What is expected
Take the data below and filter it for lines containing the word "title"; show each line found.

Records excerpted from a collection
-------
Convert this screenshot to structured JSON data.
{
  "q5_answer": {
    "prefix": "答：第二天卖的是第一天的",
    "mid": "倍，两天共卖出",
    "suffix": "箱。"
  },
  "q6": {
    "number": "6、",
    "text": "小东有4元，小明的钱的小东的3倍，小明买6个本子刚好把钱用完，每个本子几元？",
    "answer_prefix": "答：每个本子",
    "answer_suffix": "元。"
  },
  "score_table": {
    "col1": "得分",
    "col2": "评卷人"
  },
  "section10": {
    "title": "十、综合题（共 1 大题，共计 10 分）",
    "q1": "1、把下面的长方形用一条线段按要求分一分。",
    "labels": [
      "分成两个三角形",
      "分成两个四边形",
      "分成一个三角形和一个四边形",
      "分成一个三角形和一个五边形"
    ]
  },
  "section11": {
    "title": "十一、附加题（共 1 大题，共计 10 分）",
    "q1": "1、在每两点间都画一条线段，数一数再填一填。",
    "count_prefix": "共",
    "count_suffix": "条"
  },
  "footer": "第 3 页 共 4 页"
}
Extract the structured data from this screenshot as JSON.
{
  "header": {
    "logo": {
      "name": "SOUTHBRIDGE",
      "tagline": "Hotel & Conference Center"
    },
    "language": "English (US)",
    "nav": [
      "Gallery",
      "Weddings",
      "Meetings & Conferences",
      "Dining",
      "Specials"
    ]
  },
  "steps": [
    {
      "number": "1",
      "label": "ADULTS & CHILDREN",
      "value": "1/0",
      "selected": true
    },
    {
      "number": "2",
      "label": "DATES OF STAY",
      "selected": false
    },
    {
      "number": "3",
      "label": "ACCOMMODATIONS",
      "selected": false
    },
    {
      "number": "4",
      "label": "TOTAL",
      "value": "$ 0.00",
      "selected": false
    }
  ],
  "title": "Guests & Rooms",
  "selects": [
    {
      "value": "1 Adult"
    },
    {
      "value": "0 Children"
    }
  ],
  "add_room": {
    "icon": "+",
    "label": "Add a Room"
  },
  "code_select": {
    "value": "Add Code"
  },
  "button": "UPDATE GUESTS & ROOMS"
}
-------
Reply
    "title": "十、综合题（共 1 大题，共计 10 分）",
    "title": "十一、附加题（共 1 大题，共计 10 分）",
  "title": "Guests & Rooms",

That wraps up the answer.